GENEVA -- Leaders of baseball and softball, along with five other sports seeking inclusion in the 2016 Summer Games, will present their cases Friday to the International Olympic Committee.
Golf, karate, roller sports, seven-side rugby and squash officials also will meet the 16-member program commission, which will deliver an influential report to the IOC's top decision-making body before the vote by IOC members in October.
The IOC will field 28 sports at the 2016 Olympics, allowing two sports to be added.
Each sport has a one-hour slot, with baseball making the first pitch in the closed-door presentations in Lausanne, Switzerland. Baseball and softball were dropped after the Beijing Games because they did not receive enough votes in 2005 to remain on the 2012 program.
To win reinstatement, baseball must show the IOC it can deliver major league players to the Olympics, which is held during the second half of the regular season. Detroit Tigers center fielder Curtis Granderson will speak as part of the IBAF's maximum six-person delegation.
"We want to do our best to tell the story of baseball," International Baseball Federation president Harvey Schiller told The Associated Press on Thursday. "We wanted to bring a player that is a star now and also a star of the future. Curtis is young enough to be able to participate eight years from now."
Softball made its debut at the 1996 Atlanta Games and the Americans swept three consecutive Olympic gold medals before losing to Japan in the final in Beijing.
The International Softball Federation has distanced itself from baseball in an attempt to win back its place in the Olympics. Baseball and softball lost inclusion by a single vote in Singapore three years ago.
ISF president Don Porter will be joined by Olympic players Saskia Kosterink of the Netherlands and Rubilena Rojas of Venezuela.
The key sessions Friday come before the vote by 100 IOC members next year in Copenhagen, Denmark.
The case for golf, last played at the Olympics in 1904, will be presented by the International Golf Federation. It's led by PGA executive Ty Votaw and Peter Dawson of the Royal & Ancient Golf Club of St. Andrews, Scotland.
The World Karate Federation, with 180 national federations, hopes the global appeal will be attractive to the IOC. It proposes awarding 10 gold medals in five classes for men's and women's competitions.
The International Federation for Roller Sports proposes road races on city streets, but no rink hockey or skateboarding.
Rugby fell from the Olympic program in 1924 and wants to return with the seven-side, shorter version of the game for men and women, rather than the more established 15-side competition.
The World Squash Federation will emphasize its television-friendly, glass-enclosed courts. Its delegation includes IOC member Prince Tunku Imran of Malaysia and former world champions Jahangir Khan of Pakistan and Sarah Fitzgerald of Australia.
Franco Carraro of Italy is the chair of the program commission. He's one of eight IOC members who will question the delegations before presenting a report to the executive board.

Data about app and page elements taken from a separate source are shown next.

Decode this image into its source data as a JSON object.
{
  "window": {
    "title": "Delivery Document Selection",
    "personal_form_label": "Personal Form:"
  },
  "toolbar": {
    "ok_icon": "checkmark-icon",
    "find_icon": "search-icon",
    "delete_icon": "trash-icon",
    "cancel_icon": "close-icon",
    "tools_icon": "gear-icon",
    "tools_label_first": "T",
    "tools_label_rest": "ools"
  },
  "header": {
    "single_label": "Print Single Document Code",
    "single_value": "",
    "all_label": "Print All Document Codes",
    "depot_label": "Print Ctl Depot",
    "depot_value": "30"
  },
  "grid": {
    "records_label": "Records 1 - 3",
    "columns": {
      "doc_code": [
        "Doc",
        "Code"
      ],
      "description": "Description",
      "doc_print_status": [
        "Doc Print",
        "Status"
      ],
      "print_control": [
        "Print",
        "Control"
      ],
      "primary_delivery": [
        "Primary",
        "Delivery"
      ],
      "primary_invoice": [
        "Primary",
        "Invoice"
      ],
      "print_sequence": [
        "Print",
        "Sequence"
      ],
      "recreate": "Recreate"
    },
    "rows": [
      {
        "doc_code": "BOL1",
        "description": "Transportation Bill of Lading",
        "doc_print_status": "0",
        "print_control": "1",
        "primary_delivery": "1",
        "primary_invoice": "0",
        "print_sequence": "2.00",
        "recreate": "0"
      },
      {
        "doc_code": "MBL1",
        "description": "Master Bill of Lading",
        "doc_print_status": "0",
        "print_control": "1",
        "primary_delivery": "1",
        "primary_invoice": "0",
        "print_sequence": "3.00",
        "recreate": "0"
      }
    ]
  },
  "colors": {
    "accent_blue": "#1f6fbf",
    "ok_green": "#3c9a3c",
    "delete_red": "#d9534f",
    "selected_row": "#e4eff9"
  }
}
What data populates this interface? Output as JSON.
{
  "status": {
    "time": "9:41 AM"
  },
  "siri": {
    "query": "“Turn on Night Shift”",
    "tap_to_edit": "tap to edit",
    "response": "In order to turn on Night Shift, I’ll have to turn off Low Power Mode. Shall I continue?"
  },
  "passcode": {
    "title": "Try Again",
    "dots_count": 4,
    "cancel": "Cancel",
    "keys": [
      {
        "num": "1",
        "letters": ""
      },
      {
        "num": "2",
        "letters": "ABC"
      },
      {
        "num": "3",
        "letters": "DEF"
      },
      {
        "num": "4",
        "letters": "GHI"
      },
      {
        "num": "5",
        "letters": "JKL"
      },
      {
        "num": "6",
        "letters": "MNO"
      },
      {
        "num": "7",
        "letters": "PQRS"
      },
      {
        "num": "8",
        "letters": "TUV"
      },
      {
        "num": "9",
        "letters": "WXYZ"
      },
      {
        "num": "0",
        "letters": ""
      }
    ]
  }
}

The board meets in June to make recommendations to the full IOC membership. A simple majority is needed for a sport to be voted onto the program.
The IOC also will select the 2016 host city during the Copenhagen session. Chicago, Madrid, Tokyo and Rio de Janeiro are the candidates.